Thanks for clarifying that. I’m one of the latter you mentioned who prefer your ready out of the box style themes… I have a coder that works with me but I don’t code myself. That’s why I was lost. And I definitely agree about deleting unused plugins. We learned that lesson long ago. Well back to work for this guy.. Thanks again Steven.
Yep, this is an out of the box solution. No coding required, but the great thing is for people who do want to code up something custom, they can. That’s the beauty of open source software and more specifically with WordPress, child theming.
Let us know if you have any other questions!
Great post, Steven. We do create our site on a test site, then move it to the client’s domain. It’s very important to check all of the links to make sure they work. Time consuming, yes a little, but so essential.
Thanks for sharing:-)
That’s the moment of joy, completing the final checks. Launched! :)
Awesome Steven! Thanks for putting this ‘checklist’ with the appropriate solutions/plugins to take care of the concern together for us. It’s really very handy. Also, thanks for the AMAZING theme Resurrect and this new one Exodus. (I love Risen too). I am soon to set up a few websites for some churches and I am definately looking to using a few of your themes to build the sites. Keep up the great work! :)
I’m glad you found it useful. Thank you for considering us for your church site projects.

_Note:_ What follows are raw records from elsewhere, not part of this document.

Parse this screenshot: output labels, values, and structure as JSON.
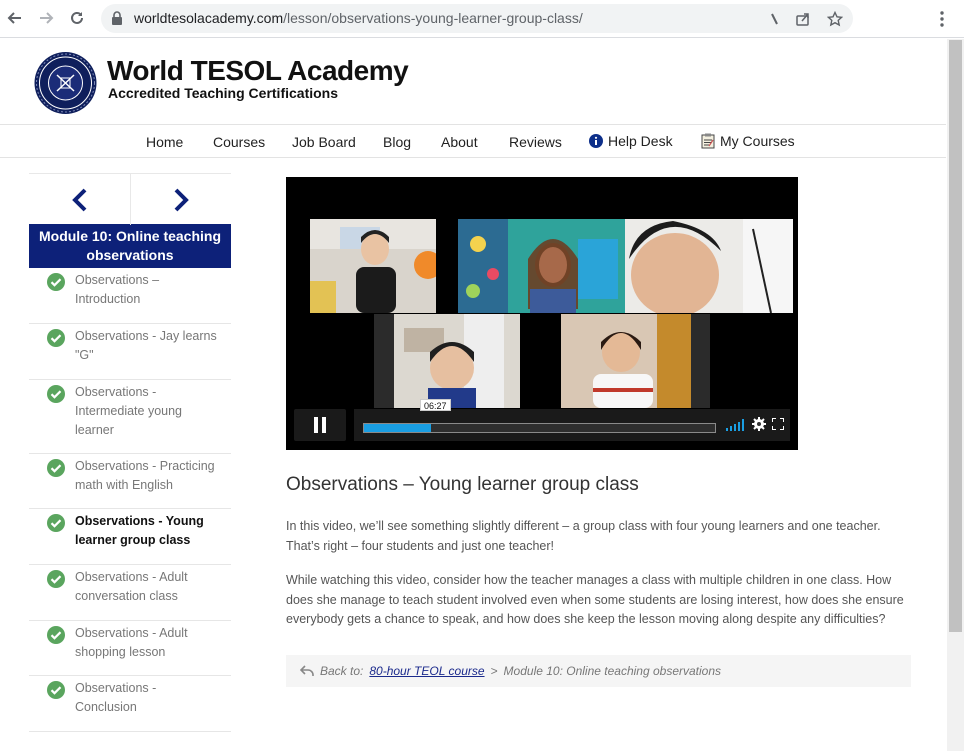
{
  "browser": {
    "url_domain": "worldtesolacademy.com",
    "url_path": "/lesson/observations-young-learner-group-class/"
  },
  "brand": {
    "name": "World TESOL Academy",
    "tagline": "Accredited Teaching Certifications"
  },
  "nav": {
    "items": [
      "Home",
      "Courses",
      "Job Board",
      "Blog",
      "About",
      "Reviews",
      "Help Desk",
      "My Courses"
    ],
    "icons": {
      "Help Desk": "info-circle-icon",
      "My Courses": "clipboard-icon"
    }
  },
  "sidebar": {
    "module_title": "Module 10: Online teaching observations",
    "lessons": [
      {
        "label": "Observations – Introduction",
        "completed": true
      },
      {
        "label": "Observations - Jay learns \"G\"",
        "completed": true
      },
      {
        "label": "Observations - Intermediate young learner",
        "completed": true
      },
      {
        "label": "Observations - Practicing math with English",
        "completed": true
      },
      {
        "label": "Observations - Young learner group class",
        "completed": true,
        "active": true
      },
      {
        "label": "Observations - Adult conversation class",
        "completed": true
      },
      {
        "label": "Observations - Adult shopping lesson",
        "completed": true
      },
      {
        "label": "Observations - Conclusion",
        "completed": true
      }
    ]
  },
  "video": {
    "time_tooltip": "06:27",
    "progress": 0.19
  },
  "lesson": {
    "title": "Observations – Young learner group class",
    "paragraphs": [
      "In this video, we’ll see something slightly different – a group class with four young learners and one teacher. That’s right – four students and just one teacher!",
      "While watching this video, consider how the teacher manages a class with multiple children in one class. How does she manage to teach student involved even when some students are losing interest, how does she ensure everybody gets a chance to speak, and how does she keep the lesson moving along despite any difficulties?"
    ],
    "back_prefix": "Back to:",
    "back_course": "80-hour TEOL course",
    "back_separator": ">",
    "back_module": "Module 10: Online teaching observations"
  },
  "colors": {
    "module_bg": "#0d2179",
    "check_green": "#5aa55e",
    "progress_blue": "#1a9ee2"
  }
}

I’m a Vaultpress person for backups. Also think everyone should add their site to Google Webmaster Tools as Google Analytics. Delete all plugins and themes not being used. Using Total Cache for speed is always a good idea and a search plugin like Relevanssi so you know what people are looking for on your site.
Thank you for the extra tips, Paul.
We use Relevanssi for our guides search. It’s a fantastic plugin, and free.
W3 Total Cache a great plugin for an intermediate or advanced user who is willing to spend a few hours learning and experimenting. Otherwise I say skip caching if the site already loads at a comfortable pace. It requires complex configuration based on many factors (server environment, theme, plugins). When done wrong, things break and/or there is no significant performance gain.
I wonder if there is a more simplistic performance plugin suited to beginners, though.
I always prefer Akismet WordPress Plugin for preventing Spam comments. I love to suggest my clients to install Akismet and most of the time i install this plugin to my client’s site….and so far it works like charm!
Another thing i would like to add on this post is – Never allow search engines to crawl your site if your site is not fully developed. Publish at least 5 posts, fix all the permalink issues, fix your design alignments, use nofollow attributes to tag and category pages if needed and then open your site for Search Engines.
Thanks for sharing, Shamim.
Commenting has been turned off.